Stony Brook principal Steve Wilfing, Friends of Hopewell Valley Open Space executive director Lisa Wolff, HVRSD facilities director Tom Quinn, HVRSD superintendent Tom Smith, Bear Tavern principal Chris Turnbull and FoHVOS stewardship director Mike Van Clef. Photo by Benoit Cortet.

Headmaster William Hawkey of The Pennington School says he is excited about the opportunity to renew their pond and make it a healthy place where people want to spend time outdoors. The pond is not only important to the school community but also to the residents of Pennington who appreciate the space on Sunday strolls and morning dog-walks.
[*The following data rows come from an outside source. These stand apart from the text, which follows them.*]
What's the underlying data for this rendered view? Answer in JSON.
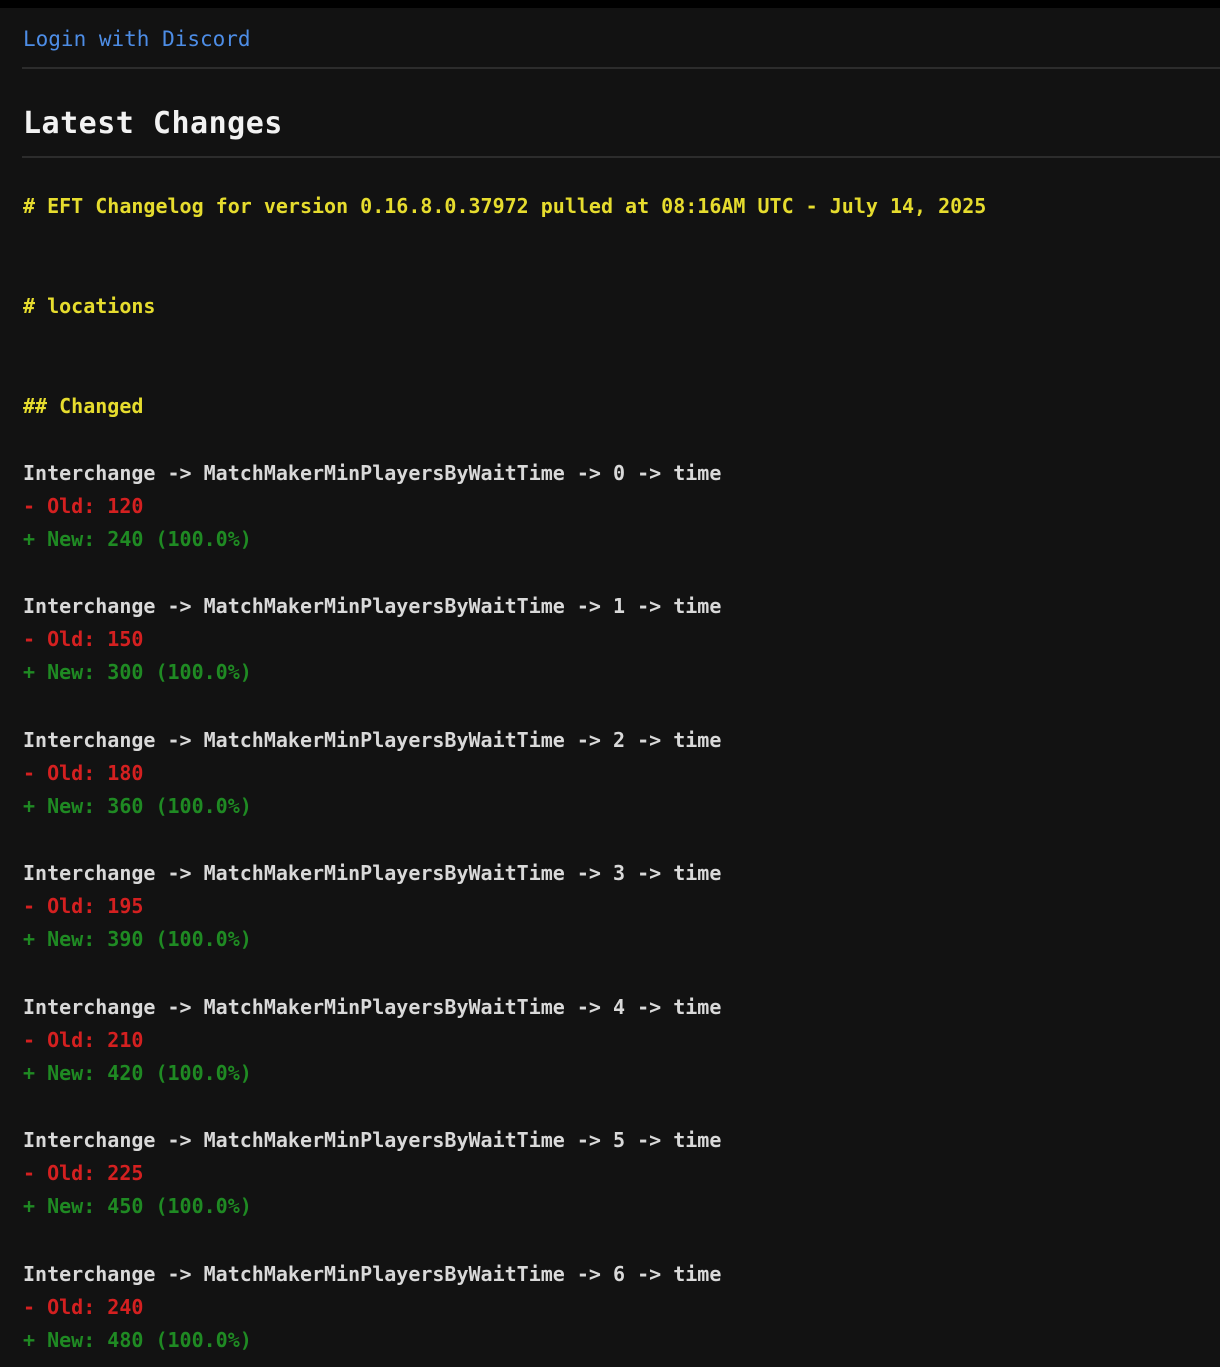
{
  "header": {
    "login_label": "Login with Discord"
  },
  "main": {
    "title": "Latest Changes",
    "changelog_heading": "# EFT Changelog for version 0.16.8.0.37972 pulled at 08:16AM UTC - July 14, 2025",
    "section_heading": "# locations",
    "subsection_heading": "## Changed",
    "entries": [
      {
        "path": "Interchange -> MatchMakerMinPlayersByWaitTime -> 0 -> time",
        "old": "- Old: 120",
        "new": "+ New: 240 (100.0%)"
      },
      {
        "path": "Interchange -> MatchMakerMinPlayersByWaitTime -> 1 -> time",
        "old": "- Old: 150",
        "new": "+ New: 300 (100.0%)"
      },
      {
        "path": "Interchange -> MatchMakerMinPlayersByWaitTime -> 2 -> time",
        "old": "- Old: 180",
        "new": "+ New: 360 (100.0%)"
      },
      {
        "path": "Interchange -> MatchMakerMinPlayersByWaitTime -> 3 -> time",
        "old": "- Old: 195",
        "new": "+ New: 390 (100.0%)"
      },
      {
        "path": "Interchange -> MatchMakerMinPlayersByWaitTime -> 4 -> time",
        "old": "- Old: 210",
        "new": "+ New: 420 (100.0%)"
      },
      {
        "path": "Interchange -> MatchMakerMinPlayersByWaitTime -> 5 -> time",
        "old": "- Old: 225",
        "new": "+ New: 450 (100.0%)"
      },
      {
        "path": "Interchange -> MatchMakerMinPlayersByWaitTime -> 6 -> time",
        "old": "- Old: 240",
        "new": "+ New: 480 (100.0%)"
      }
    ]
  },
  "colors": {
    "background": "#121212",
    "link": "#4d8de6",
    "heading": "#e6dc2e",
    "old_value": "#d42020",
    "new_value": "#1f8a23"
  }
}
Removing the invasive species and filling the area instead with native plants would help improve the water quality of the pond and make it an even more appealing space.
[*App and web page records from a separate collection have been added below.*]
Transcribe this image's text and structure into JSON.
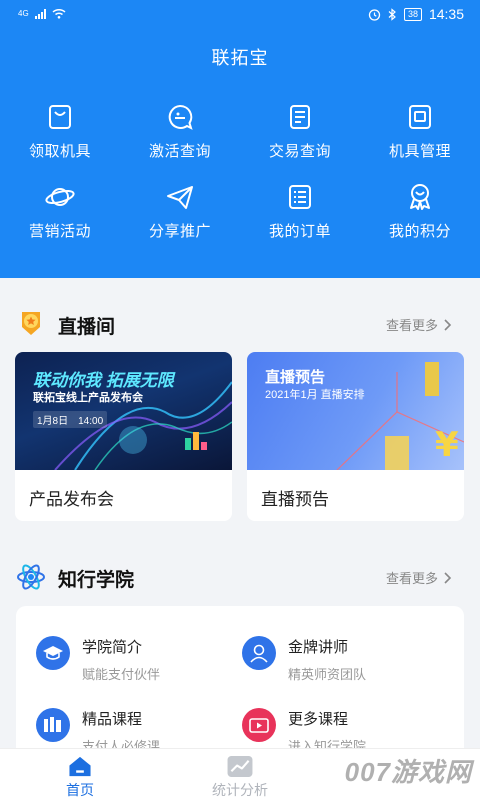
{
  "status_bar": {
    "network": "4G",
    "battery": "38",
    "time": "14:35"
  },
  "app_title": "联拓宝",
  "header_grid": [
    {
      "label": "领取机具",
      "icon": "bag-icon"
    },
    {
      "label": "激活查询",
      "icon": "chat-search-icon"
    },
    {
      "label": "交易查询",
      "icon": "document-icon"
    },
    {
      "label": "机具管理",
      "icon": "device-icon"
    },
    {
      "label": "营销活动",
      "icon": "planet-icon"
    },
    {
      "label": "分享推广",
      "icon": "paper-plane-icon"
    },
    {
      "label": "我的订单",
      "icon": "list-icon"
    },
    {
      "label": "我的积分",
      "icon": "medal-icon"
    }
  ],
  "live_section": {
    "title": "直播间",
    "more": "查看更多",
    "cards": [
      {
        "title": "产品发布会",
        "banner_head": "联动你我 拓展无限",
        "banner_sub": "联拓宝线上产品发布会",
        "banner_date": "1月8日　14:00"
      },
      {
        "title": "直播预告",
        "banner_head": "直播预告",
        "banner_sub": "2021年1月 直播安排"
      }
    ]
  },
  "academy_section": {
    "title": "知行学院",
    "more": "查看更多",
    "items": [
      {
        "title": "学院简介",
        "subtitle": "赋能支付伙伴",
        "icon": "graduation-cap-icon",
        "color": "#2f73e8"
      },
      {
        "title": "金牌讲师",
        "subtitle": "精英师资团队",
        "icon": "teacher-icon",
        "color": "#2f73e8"
      },
      {
        "title": "精品课程",
        "subtitle": "支付人必修课",
        "icon": "books-icon",
        "color": "#2f73e8"
      },
      {
        "title": "更多课程",
        "subtitle": "进入知行学院",
        "icon": "video-play-icon",
        "color": "#e8335a"
      }
    ]
  },
  "tabbar": [
    {
      "label": "首页",
      "icon": "home-icon",
      "active": true
    },
    {
      "label": "统计分析",
      "icon": "chart-line-icon",
      "active": false
    }
  ],
  "watermark": "007游戏网",
  "colors": {
    "primary": "#1c87f5",
    "active_tab": "#1c6fe0",
    "inactive_tab": "#b0b4bb"
  }
}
In addition to improving land and water quality, Pennington School’s environmental science teacher and resident sustainability advisor, Margo Andrews, stresses the importance of exposure to the outdoors and the observation, visual, and exploratory learning that students receive from spending time in their outdoor environment.

FoHVOS Community Conservation naturally lends itself to educating the public while improving the environment. When a group of Brandon Farms residents and Stony Brook Elementary School families came out to create a 10,000 square foot meadow, Van Clef told participants, “Yesterday, we removed the sod that was devoid of life. If nature could give lawns a name, it would be ‘green concrete.’ We’ll be installing over 2,000 native plants today and transforming this unused lawn area into a meadow filled with beautiful wildflowers that will attract butterflies and bees. We’ll be giving back to nature something that we had taken years ago and in the process inspiring Stony Brook students to appreciate and admire nature.”

Mike Shevlin, Brandon Farms POA board president cited additional advantages, including reduced annual maintainance costs and increased opportunities for outdoor learning experiences at Stony Brook.

Since Community Conservation is new, most of the initiatives are fairly recent, however FoHVOS made an effort to capitalize on previous success.

“Community Conservation is a great program because it is so inclusive and expands our reach through both public and private partnerships,” Wolff said, “but FoHVOS is also recognizing and building upon the success of our previous private land stewardship program that included 160 people owning 3,200 acres of land. They have purchased over 25,000 wholesale native plants since 2013.”

The Bean Family meadow represents an early project whose path Wolff hopes future projects will echo. Their initial project converted a detention basin behind their home to a meadow. The project has inspired other local residents and homeowner associations to seek similar results.

They have hosted garden tours and have incorporated more sustainable features into the landscape including a rain garden that helps with water run-off issues, a grove of white pine trees that screen against cold winter winds and provide habitat for wildlife while reducing home heating costs, and native plants to provide beauty and shade the air-conditioning unit to help reduce cooling costs.

Another FoHVOS Community Conservation partner that comes with an interesting history is Hopewell Township. FoHVOS has been partnering with the municipality for over two decades on their Clean Communities program that allows volunteers to earn income for their favorite non-profits by clearing trash from local streets.

Due to this experience the municipality was enthusiastic to join. “FoHVOS suggested that we convert an acre of lawn to meadow near our Public Works building, and it made sense. FoHVOS has been an excellent partner and the meadow provides environmental benefits, and reduces our maintenance costs,” said Kevin Kuchinski, mayor of Hopewell Township. “When they added that the Community Conservation partnership included The Watershed Institute joining us as funders to offload costs, it was no-brainer.”

FoHVOS will hold its annual fundraising gala Sept. 15 at Glenmoore Farm. For more information or to buy tickets, go online to fohvos.org.